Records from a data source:
***

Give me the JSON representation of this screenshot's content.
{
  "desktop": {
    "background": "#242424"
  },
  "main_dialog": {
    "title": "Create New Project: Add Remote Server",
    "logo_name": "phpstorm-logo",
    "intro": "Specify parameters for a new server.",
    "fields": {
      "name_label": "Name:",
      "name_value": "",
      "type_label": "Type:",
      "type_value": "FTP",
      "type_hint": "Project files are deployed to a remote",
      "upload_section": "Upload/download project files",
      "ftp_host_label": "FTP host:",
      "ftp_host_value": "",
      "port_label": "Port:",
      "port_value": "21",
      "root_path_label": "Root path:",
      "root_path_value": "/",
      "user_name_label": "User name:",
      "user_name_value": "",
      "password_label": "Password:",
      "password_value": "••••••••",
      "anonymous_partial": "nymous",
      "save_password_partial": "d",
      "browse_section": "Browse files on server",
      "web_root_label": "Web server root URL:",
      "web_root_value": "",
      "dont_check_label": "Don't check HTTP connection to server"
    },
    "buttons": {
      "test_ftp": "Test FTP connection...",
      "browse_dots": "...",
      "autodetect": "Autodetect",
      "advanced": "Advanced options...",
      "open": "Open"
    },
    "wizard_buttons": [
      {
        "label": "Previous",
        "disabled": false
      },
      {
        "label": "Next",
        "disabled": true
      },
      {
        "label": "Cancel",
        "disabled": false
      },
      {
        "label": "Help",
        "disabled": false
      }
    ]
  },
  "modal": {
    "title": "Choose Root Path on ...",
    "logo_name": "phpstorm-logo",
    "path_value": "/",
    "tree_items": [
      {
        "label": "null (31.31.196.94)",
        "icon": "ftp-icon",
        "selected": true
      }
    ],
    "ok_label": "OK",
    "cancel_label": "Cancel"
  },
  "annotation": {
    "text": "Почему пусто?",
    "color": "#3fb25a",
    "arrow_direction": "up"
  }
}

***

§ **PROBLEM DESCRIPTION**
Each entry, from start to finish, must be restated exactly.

§ **EXERCISE RESULT**
Give me the JSON representation of this screenshot's content.
{
  "desktop": {
    "background": "#242424"
  },
  "main_dialog": {
    "title": "Create New Project: Add Remote Server",
    "logo_name": "phpstorm-logo",
    "intro": "Specify parameters for a new server.",
    "fields": {
      "name_label": "Name:",
      "name_value": "",
      "type_label": "Type:",
      "type_value": "FTP",
      "type_hint": "Project files are deployed to a remote",
      "upload_section": "Upload/download project files",
      "ftp_host_label": "FTP host:",
      "ftp_host_value": "",
      "port_label": "Port:",
      "port_value": "21",
      "root_path_label": "Root path:",
      "root_path_value": "/",
      "user_name_label": "User name:",
      "user_name_value": "",
      "password_label": "Password:",
      "password_value": "••••••••",
      "anonymous_partial": "nymous",
      "save_password_partial": "d",
      "browse_section": "Browse files on server",
      "web_root_label": "Web server root URL:",
      "web_root_value": "",
      "dont_check_label": "Don't check HTTP connection to server"
    },
    "buttons": {
      "test_ftp": "Test FTP connection...",
      "browse_dots": "...",
      "autodetect": "Autodetect",
      "advanced": "Advanced options...",
      "open": "Open"
    },
    "wizard_buttons": [
      {
        "label": "Previous",
        "disabled": false
      },
      {
        "label": "Next",
        "disabled": true
      },
      {
        "label": "Cancel",
        "disabled": false
      },
      {
        "label": "Help",
        "disabled": false
      }
    ]
  },
  "modal": {
    "title": "Choose Root Path on ...",
    "logo_name": "phpstorm-logo",
    "path_value": "/",
    "tree_items": [
      {
        "label": "null (31.31.196.94)",
        "icon": "ftp-icon",
        "selected": true
      }
    ],
    "ok_label": "OK",
    "cancel_label": "Cancel"
  },
  "annotation": {
    "text": "Почему пусто?",
    "color": "#3fb25a",
    "arrow_direction": "up"
  }
}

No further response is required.